Voicing a Riff: The Village Voice Music Section and Its Critical Legacy
Scheduled Time: Thu, Oct 20 – 4:00pm – 5:45pm
Building/Room: Hilton Baltimore, Johnson B
Session Participants:
Chair: Eric Weisbard (University of Alabama, Tuscaloosa (AL))
Panelist: Joshua Clover (University of California, Davis (CA))
Panelist: Ann Powers (Independent Scholar)
Panelist: Greg Tate (tentative) (Independent Scholar)
Panelist: Eric Weisbard (University of Alabama, Tuscaloosa (AL))
Abstract: The intent of this panel is to honor and interrogate the “Riffs” portion of the Village Voice music section, as it developed under the editorship of Robert Christgau and subsequent music editors (including two members of this panel). Between the 1970s and early 2000s, when ownership of the paper passed to a group, New Times, hostile to such criticism, the weekly Voice music section offered a diverse set of contributors the opportunity to respond in the moment to popular music as it unfolded, in a manner that combined seeming opposites: erudition and off-the-cuff commentary; highly edited prose crafted into a distinct (and to some impenetrable) jargon; aesthetic appreciations presented with the tone of political statements. Each essay was called a “riff”– a perfect term, derived from jazz and pop, where an at first improvised pattern of sound can prove itself indelible. The Voice music section, as we knew it, is no more, but it fits this conference’s themes of reparations, imagination, and transformation to resurrect something of its unique cultural engagement at the American Studies Association annual meeting. Four veterans of the section will present interlocking riffs on common themes, topics to be chosen as the conference draws near, since ruminating on absolutely contemporaneous matters is a central aspect of the form. (Had the conference happened this year, arguably, themes might have included Katy Perry and the concept of the post-teen, discussed by Joshua Clover in a recent blog post for lanaturnerjournal.com, or Kanye West’s Beautiful Dark Twisted Fantasy as part of a year of notably unrepentant assholes, as discussed by Ann Powers in the Los Angeles Times.) We propose this structure: three topics, each of which will receive a riff written by three of the panelists and a commentary presented by a fourth. In sum, nine short riffs of about 6 minutes apiece and three comments of about 3 minutes apiece, the remainder of the panel time to be used for discussion between panelists and with the audience of the value of Voice type riffage in cultural analysis. How did this approach to writing, evolving as it did from the semi-academic confines of rock criticism, transform the popular? What areas of music, or debates within music, did its hornblowers most vividly imagine? And what reparations are due in both directions: overdue props for what the Voice covered when nobody else cared the same way and a billing statement from history on what never received newsprint?

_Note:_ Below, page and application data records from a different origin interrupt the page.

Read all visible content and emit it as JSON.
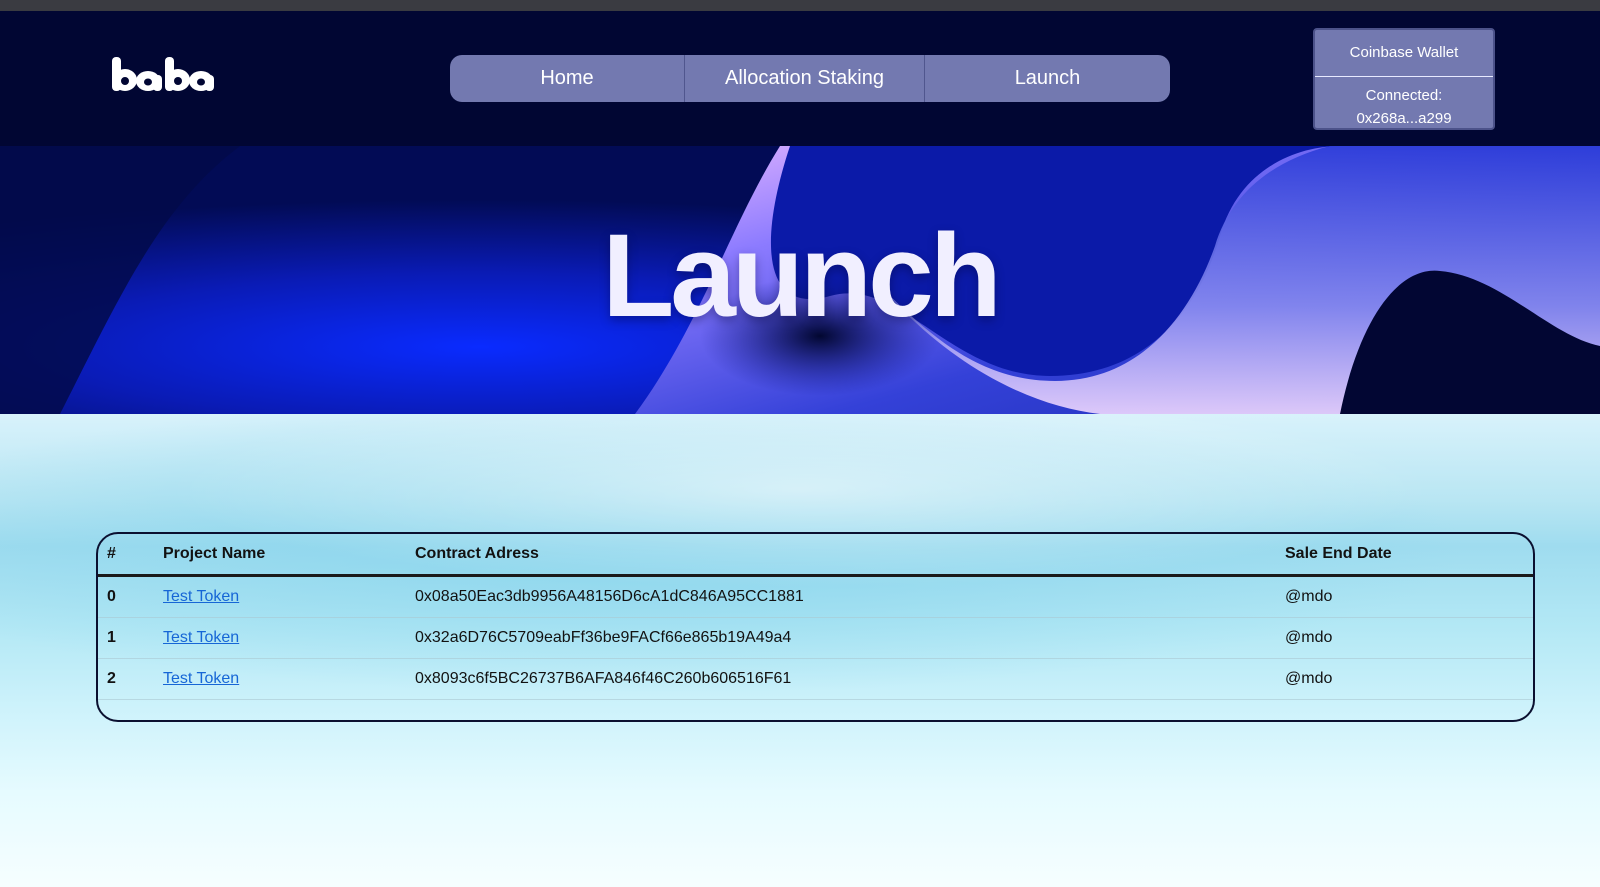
{
  "header": {
    "logo_text": "baba",
    "nav": [
      {
        "label": "Home"
      },
      {
        "label": "Allocation Staking"
      },
      {
        "label": "Launch"
      }
    ],
    "wallet": {
      "name": "Coinbase Wallet",
      "status": "Connected:",
      "address": "0x268a...a299"
    }
  },
  "hero": {
    "title": "Launch"
  },
  "table": {
    "columns": [
      "#",
      "Project Name",
      "Contract Adress",
      "Sale End Date"
    ],
    "rows": [
      {
        "index": "0",
        "project": "Test Token",
        "contract": "0x08a50Eac3db9956A48156D6cA1dC846A95CC1881",
        "end": "@mdo"
      },
      {
        "index": "1",
        "project": "Test Token",
        "contract": "0x32a6D76C5709eabFf36be9FACf66e865b19A49a4",
        "end": "@mdo"
      },
      {
        "index": "2",
        "project": "Test Token",
        "contract": "0x8093c6f5BC26737B6AFA846f46C260b606516F61",
        "end": "@mdo"
      }
    ]
  },
  "colors": {
    "header_bg": "#010633",
    "nav_bg": "#7379b0",
    "link": "#1666d6"
  }
}
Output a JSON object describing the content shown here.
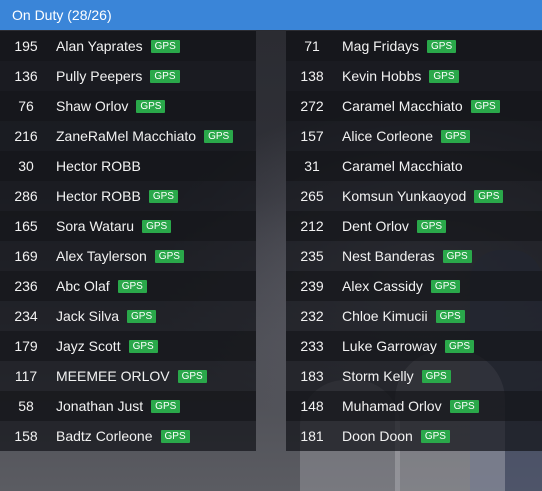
{
  "header": {
    "title": "On Duty (28/26)"
  },
  "gps_label": "GPS",
  "left": [
    {
      "id": "195",
      "name": "Alan Yaprates",
      "gps": true
    },
    {
      "id": "136",
      "name": "Pully Peepers",
      "gps": true
    },
    {
      "id": "76",
      "name": "Shaw Orlov",
      "gps": true
    },
    {
      "id": "216",
      "name": "ZaneRaMel Macchiato",
      "gps": true
    },
    {
      "id": "30",
      "name": "Hector ROBB",
      "gps": false
    },
    {
      "id": "286",
      "name": "Hector ROBB",
      "gps": true
    },
    {
      "id": "165",
      "name": "Sora Wataru",
      "gps": true
    },
    {
      "id": "169",
      "name": "Alex Taylerson",
      "gps": true
    },
    {
      "id": "236",
      "name": "Abc Olaf",
      "gps": true
    },
    {
      "id": "234",
      "name": "Jack Silva",
      "gps": true
    },
    {
      "id": "179",
      "name": "Jayz Scott",
      "gps": true
    },
    {
      "id": "117",
      "name": "MEEMEE ORLOV",
      "gps": true
    },
    {
      "id": "58",
      "name": "Jonathan Just",
      "gps": true
    },
    {
      "id": "158",
      "name": "Badtz Corleone",
      "gps": true
    }
  ],
  "right": [
    {
      "id": "71",
      "name": "Mag Fridays",
      "gps": true
    },
    {
      "id": "138",
      "name": "Kevin Hobbs",
      "gps": true
    },
    {
      "id": "272",
      "name": "Caramel Macchiato",
      "gps": true
    },
    {
      "id": "157",
      "name": "Alice Corleone",
      "gps": true
    },
    {
      "id": "31",
      "name": "Caramel Macchiato",
      "gps": false
    },
    {
      "id": "265",
      "name": "Komsun Yunkaoyod",
      "gps": true
    },
    {
      "id": "212",
      "name": "Dent Orlov",
      "gps": true
    },
    {
      "id": "235",
      "name": "Nest Banderas",
      "gps": true
    },
    {
      "id": "239",
      "name": "Alex Cassidy",
      "gps": true
    },
    {
      "id": "232",
      "name": "Chloe Kimucii",
      "gps": true
    },
    {
      "id": "233",
      "name": "Luke Garroway",
      "gps": true
    },
    {
      "id": "183",
      "name": "Storm Kelly",
      "gps": true
    },
    {
      "id": "148",
      "name": "Muhamad Orlov",
      "gps": true
    },
    {
      "id": "181",
      "name": "Doon Doon",
      "gps": true
    }
  ]
}
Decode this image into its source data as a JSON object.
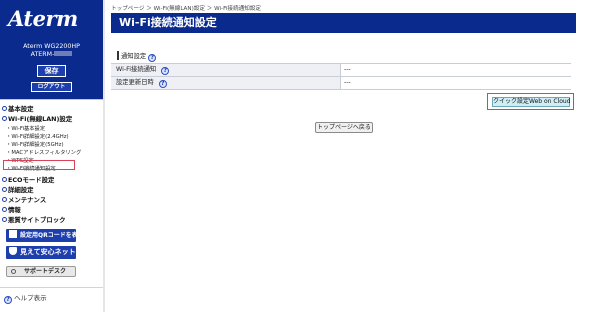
{
  "brand": {
    "logo_text": "Aterm",
    "model_line1": "Aterm  WG2200HP",
    "model_line2": "ATERM-"
  },
  "sidebar": {
    "save_label": "保存",
    "logout_label": "ログアウト",
    "categories": {
      "basic": "基本設定",
      "wifi": "Wi-Fi(無線LAN)設定",
      "eco": "ECOモード設定",
      "detail": "詳細設定",
      "maint": "メンテナンス",
      "info": "情報",
      "malicious": "悪質サイトブロック"
    },
    "wifi_items": [
      "Wi-Fi基本設定",
      "Wi-Fi詳細設定(2.4GHz)",
      "Wi-Fi詳細設定(5GHz)",
      "MACアドレスフィルタリング",
      "WPS設定",
      "Wi-Fi接続通知設定"
    ],
    "qr_button": "設定用QRコードを表示",
    "mieru_button": "見えて安心ネット",
    "support_button": "サポートデスク",
    "help_label": "ヘルプ表示"
  },
  "main": {
    "breadcrumb": "トップページ ＞ Wi-Fi(無線LAN)設定 ＞ Wi-Fi接続通知設定",
    "title": "Wi-Fi接続通知設定",
    "section_label": "通知設定",
    "rows": [
      {
        "label": "Wi-Fi接続通知",
        "value": "---"
      },
      {
        "label": "設定更新日時",
        "value": "---"
      }
    ],
    "cloud_button": "クイック設定Web on Cloud",
    "top_button": "トップページへ戻る"
  },
  "colors": {
    "brand_navy": "#0a2a8e",
    "highlight_red": "#d9435a",
    "cloud_button_bg": "#cfeef6"
  },
  "icons": [
    "help-icon",
    "category-dot-icon",
    "qr-icon",
    "shield-icon",
    "support-circle-icon"
  ]
}
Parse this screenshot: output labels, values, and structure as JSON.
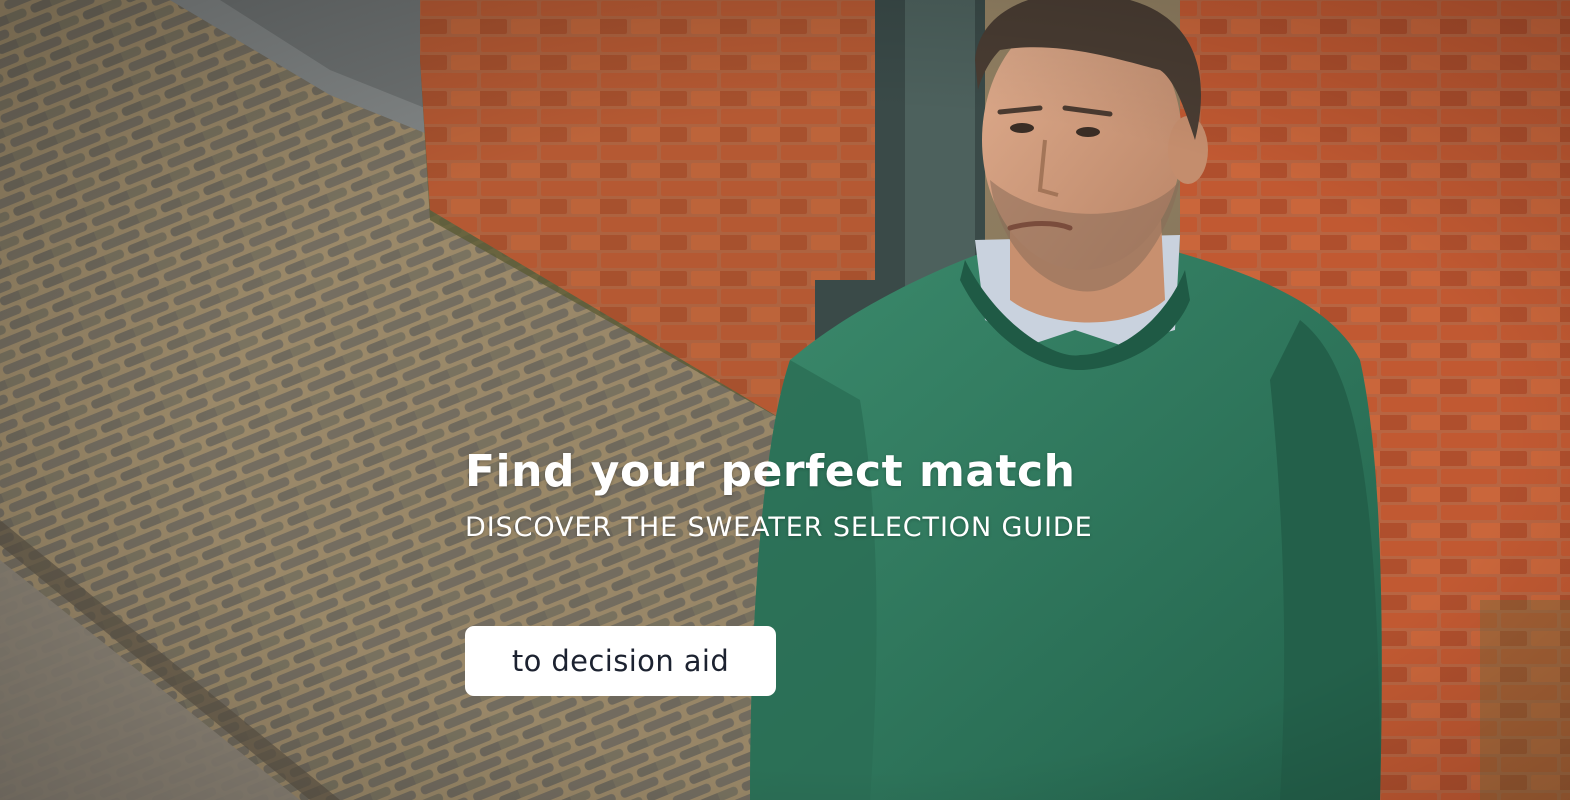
{
  "hero": {
    "image_description": "man-in-green-sweater-in-front-of-brick-wall",
    "headline": "Find your perfect match",
    "subheadline": "DISCOVER THE SWEATER SELECTION GUIDE",
    "cta_label": "to decision aid"
  },
  "colors": {
    "headline_text": "#ffffff",
    "button_background": "#ffffff",
    "button_text": "#1c2230",
    "sweater_green": "#2f7a5e",
    "brick": "#b8542f"
  }
}
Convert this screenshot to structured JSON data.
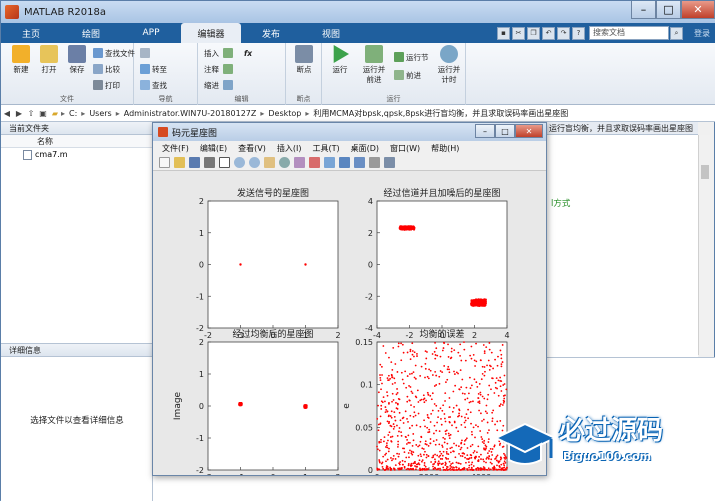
{
  "window": {
    "title": "MATLAB R2018a"
  },
  "tabs": [
    "主页",
    "绘图",
    "APP",
    "编辑器",
    "发布",
    "视图"
  ],
  "active_tab": "编辑器",
  "search": {
    "placeholder": "搜索文档"
  },
  "login": "登录",
  "ribbon": {
    "file": {
      "label": "文件",
      "new": "新建",
      "open": "打开",
      "save": "保存",
      "find_files": "查找文件",
      "compare": "比较",
      "print": "打印"
    },
    "navigate": {
      "label": "导航",
      "goto": "转至",
      "find": "查找"
    },
    "edit": {
      "label": "编辑",
      "insert": "插入",
      "comment": "注释",
      "indent": "缩进",
      "fx": "fx"
    },
    "breakpoints": {
      "label": "断点",
      "breakpoints": "断点"
    },
    "run": {
      "label": "运行",
      "run": "运行",
      "run_advance": "运行并\n前进",
      "run_section": "运行节",
      "advance": "前进",
      "run_time": "运行并\n计时"
    }
  },
  "address": {
    "segments": [
      "C:",
      "Users",
      "Administrator.WIN7U-20180127Z",
      "Desktop",
      "利用MCMA对bpsk,qpsk,8psk进行盲均衡，并且求取误码率画出星座图"
    ]
  },
  "left_panel": {
    "title": "当前文件夹",
    "col_name": "名称",
    "files": [
      "cma7.m"
    ],
    "details_title": "详细信息",
    "details_msg": "选择文件以查看详细信息"
  },
  "editor": {
    "tab_text": "运行盲均衡，并且求取误码率画出星座图",
    "code_fragment": "l方式"
  },
  "figure": {
    "title": "码元星座图",
    "menu": [
      "文件(F)",
      "编辑(E)",
      "查看(V)",
      "插入(I)",
      "工具(T)",
      "桌面(D)",
      "窗口(W)",
      "帮助(H)"
    ]
  },
  "chart_data": [
    {
      "type": "scatter",
      "title": "发送信号的星座图",
      "xlabel": "",
      "ylabel": "",
      "xlim": [
        -2,
        2
      ],
      "ylim": [
        -2,
        2
      ],
      "xticks": [
        -2,
        -1,
        0,
        1,
        2
      ],
      "yticks": [
        -2,
        -1,
        0,
        1,
        2
      ],
      "color": "#ff0000",
      "series": [
        {
          "x": [
            -1,
            1
          ],
          "y": [
            0,
            0
          ]
        }
      ]
    },
    {
      "type": "scatter",
      "title": "经过信道并且加噪后的星座图",
      "xlabel": "",
      "ylabel": "",
      "xlim": [
        -4,
        4
      ],
      "ylim": [
        -4,
        4
      ],
      "xticks": [
        -4,
        -2,
        0,
        2,
        4
      ],
      "yticks": [
        -4,
        -2,
        0,
        2,
        4
      ],
      "color": "#ff0000",
      "clusters": [
        {
          "x": [
            -2.6,
            -1.7
          ],
          "y": [
            2.2,
            2.4
          ]
        },
        {
          "x": [
            1.8,
            2.7
          ],
          "y": [
            -2.6,
            -2.2
          ]
        }
      ]
    },
    {
      "type": "scatter",
      "title": "经过均衡后的星座图",
      "xlabel": "Real",
      "ylabel": "Image",
      "xlim": [
        -2,
        2
      ],
      "ylim": [
        -2,
        2
      ],
      "xticks": [
        -2,
        -1,
        0,
        1,
        2
      ],
      "yticks": [
        -2,
        -1,
        0,
        1,
        2
      ],
      "color": "#ff0000",
      "clusters": [
        {
          "x": [
            -1.03,
            -0.97
          ],
          "y": [
            0.03,
            0.09
          ]
        },
        {
          "x": [
            0.97,
            1.03
          ],
          "y": [
            -0.05,
            0.02
          ]
        }
      ]
    },
    {
      "type": "scatter",
      "title": "均衡的误差",
      "xlabel": "n",
      "ylabel": "e",
      "xlim": [
        0,
        5000
      ],
      "ylim": [
        0,
        0.15
      ],
      "xticks": [
        0,
        2000,
        4000
      ],
      "yticks": [
        0,
        0.05,
        0.1,
        0.15
      ],
      "color": "#ff0000",
      "noise": {
        "n": 5000,
        "ymax": 0.15
      }
    }
  ],
  "watermark": {
    "cn": "必过源码",
    "en": "Biguo100.com"
  }
}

Comments on this entry are closed.

Previous post:

Next post: